(SUPPLIED DATA begins)

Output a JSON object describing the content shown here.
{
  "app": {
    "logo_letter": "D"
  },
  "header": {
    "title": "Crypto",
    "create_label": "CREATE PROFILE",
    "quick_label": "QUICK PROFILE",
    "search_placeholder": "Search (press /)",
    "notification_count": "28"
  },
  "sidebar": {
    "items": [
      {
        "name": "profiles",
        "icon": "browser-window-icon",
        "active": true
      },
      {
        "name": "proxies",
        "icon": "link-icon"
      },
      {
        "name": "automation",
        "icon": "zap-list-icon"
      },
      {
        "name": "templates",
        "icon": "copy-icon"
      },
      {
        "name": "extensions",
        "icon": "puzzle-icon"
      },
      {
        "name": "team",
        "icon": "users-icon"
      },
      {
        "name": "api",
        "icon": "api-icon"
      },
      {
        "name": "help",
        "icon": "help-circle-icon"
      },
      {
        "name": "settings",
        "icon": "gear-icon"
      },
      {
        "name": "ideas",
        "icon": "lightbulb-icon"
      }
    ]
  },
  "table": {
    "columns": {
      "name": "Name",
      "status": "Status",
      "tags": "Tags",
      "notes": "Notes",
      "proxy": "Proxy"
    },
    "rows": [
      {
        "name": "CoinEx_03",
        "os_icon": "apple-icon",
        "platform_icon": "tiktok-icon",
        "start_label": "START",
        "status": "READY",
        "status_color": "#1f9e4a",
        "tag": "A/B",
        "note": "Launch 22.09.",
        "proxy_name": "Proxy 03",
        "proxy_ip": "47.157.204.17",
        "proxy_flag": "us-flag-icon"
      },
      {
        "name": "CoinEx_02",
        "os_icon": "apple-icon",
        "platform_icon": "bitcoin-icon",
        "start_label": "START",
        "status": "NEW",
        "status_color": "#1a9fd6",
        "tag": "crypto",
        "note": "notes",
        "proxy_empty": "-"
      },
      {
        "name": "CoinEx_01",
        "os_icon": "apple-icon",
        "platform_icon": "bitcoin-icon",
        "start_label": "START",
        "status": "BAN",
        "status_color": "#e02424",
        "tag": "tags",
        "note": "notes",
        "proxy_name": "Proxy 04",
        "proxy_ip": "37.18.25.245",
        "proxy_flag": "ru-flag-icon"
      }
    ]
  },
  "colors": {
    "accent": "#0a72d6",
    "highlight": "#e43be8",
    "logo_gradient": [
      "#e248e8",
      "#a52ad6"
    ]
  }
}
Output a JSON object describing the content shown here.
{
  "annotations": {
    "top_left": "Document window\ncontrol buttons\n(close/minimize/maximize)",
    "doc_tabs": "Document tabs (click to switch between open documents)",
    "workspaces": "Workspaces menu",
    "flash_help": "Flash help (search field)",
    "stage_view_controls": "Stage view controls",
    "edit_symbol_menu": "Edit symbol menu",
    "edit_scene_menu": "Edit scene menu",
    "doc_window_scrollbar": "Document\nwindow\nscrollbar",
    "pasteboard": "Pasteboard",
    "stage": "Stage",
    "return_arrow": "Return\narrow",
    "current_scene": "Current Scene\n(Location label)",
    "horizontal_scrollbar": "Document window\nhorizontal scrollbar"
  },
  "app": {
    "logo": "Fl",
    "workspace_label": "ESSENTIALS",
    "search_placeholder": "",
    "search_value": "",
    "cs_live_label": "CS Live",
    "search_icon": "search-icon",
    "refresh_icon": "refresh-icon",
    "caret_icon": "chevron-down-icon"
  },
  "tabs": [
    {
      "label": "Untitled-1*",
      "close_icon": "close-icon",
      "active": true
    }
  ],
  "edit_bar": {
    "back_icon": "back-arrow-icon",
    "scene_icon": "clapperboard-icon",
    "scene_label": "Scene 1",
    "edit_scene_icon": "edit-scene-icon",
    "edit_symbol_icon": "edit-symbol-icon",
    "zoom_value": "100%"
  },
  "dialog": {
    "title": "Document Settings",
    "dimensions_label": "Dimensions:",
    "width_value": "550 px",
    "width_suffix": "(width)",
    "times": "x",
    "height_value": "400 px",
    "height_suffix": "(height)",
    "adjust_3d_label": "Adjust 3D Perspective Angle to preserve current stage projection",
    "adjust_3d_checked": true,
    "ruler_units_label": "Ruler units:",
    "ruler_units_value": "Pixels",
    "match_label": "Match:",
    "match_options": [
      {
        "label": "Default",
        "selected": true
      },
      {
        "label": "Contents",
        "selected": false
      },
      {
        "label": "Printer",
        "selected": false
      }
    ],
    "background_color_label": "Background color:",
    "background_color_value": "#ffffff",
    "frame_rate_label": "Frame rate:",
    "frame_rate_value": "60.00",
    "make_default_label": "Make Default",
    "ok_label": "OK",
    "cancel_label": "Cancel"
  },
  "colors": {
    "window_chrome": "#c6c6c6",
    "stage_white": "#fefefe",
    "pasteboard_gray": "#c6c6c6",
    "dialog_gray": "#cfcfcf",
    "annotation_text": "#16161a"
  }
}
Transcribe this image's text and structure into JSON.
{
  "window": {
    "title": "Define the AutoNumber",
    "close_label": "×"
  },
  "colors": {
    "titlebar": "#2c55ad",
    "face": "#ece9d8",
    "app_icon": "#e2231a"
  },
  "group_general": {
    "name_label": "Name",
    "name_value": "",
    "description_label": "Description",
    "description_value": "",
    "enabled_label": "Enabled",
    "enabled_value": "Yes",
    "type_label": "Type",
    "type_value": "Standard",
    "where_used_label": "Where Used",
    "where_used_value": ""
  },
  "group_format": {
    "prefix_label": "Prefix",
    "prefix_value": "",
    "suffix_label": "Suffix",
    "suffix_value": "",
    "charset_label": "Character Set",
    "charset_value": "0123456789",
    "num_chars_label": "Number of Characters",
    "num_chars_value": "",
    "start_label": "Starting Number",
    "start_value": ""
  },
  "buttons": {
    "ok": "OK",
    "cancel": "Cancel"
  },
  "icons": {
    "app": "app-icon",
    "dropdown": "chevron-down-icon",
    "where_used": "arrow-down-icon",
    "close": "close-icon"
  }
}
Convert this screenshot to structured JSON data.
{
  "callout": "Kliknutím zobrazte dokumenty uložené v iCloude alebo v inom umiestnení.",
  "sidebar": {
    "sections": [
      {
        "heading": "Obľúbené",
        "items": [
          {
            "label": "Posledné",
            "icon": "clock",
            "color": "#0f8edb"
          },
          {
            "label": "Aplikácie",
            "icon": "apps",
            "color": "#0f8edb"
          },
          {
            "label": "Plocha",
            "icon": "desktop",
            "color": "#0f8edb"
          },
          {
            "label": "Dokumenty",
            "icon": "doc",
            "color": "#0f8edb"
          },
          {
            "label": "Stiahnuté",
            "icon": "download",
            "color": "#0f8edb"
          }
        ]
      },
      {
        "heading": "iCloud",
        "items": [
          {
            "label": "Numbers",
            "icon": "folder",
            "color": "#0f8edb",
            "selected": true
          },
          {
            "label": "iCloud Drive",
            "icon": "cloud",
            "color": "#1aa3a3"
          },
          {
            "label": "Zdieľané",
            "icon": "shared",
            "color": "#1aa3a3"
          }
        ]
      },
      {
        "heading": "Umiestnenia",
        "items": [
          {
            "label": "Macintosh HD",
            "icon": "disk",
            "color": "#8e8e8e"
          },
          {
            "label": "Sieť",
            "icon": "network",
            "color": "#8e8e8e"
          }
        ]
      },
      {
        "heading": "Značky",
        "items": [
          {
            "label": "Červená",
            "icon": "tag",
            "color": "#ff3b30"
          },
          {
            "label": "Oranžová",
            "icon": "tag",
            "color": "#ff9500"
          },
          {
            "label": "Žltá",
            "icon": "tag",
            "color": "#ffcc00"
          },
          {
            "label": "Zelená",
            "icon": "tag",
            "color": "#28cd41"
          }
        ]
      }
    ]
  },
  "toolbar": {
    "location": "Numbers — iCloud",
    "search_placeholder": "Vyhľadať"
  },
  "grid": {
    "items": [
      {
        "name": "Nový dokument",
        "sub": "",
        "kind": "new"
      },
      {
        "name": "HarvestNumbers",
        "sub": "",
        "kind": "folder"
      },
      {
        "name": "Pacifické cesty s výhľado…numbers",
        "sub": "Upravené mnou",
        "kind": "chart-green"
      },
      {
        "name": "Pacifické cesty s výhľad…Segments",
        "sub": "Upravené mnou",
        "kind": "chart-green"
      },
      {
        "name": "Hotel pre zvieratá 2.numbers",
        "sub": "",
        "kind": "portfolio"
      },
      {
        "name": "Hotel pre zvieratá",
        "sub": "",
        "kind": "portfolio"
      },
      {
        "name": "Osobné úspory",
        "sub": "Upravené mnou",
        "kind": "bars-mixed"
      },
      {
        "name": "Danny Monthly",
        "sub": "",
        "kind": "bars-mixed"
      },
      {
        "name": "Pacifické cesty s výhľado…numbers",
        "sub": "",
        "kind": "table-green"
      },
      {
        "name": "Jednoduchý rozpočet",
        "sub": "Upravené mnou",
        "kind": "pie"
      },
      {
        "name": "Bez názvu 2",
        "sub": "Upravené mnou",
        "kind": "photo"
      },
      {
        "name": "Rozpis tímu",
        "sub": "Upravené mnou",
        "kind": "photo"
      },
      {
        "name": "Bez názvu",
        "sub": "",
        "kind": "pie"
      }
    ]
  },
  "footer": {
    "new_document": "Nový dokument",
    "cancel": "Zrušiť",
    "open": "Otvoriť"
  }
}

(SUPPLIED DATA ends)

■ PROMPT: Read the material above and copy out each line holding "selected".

■ OUTPUT FOR THIS TASK:
        "selected": true
        "selected": false
        "selected": false
            "selected": true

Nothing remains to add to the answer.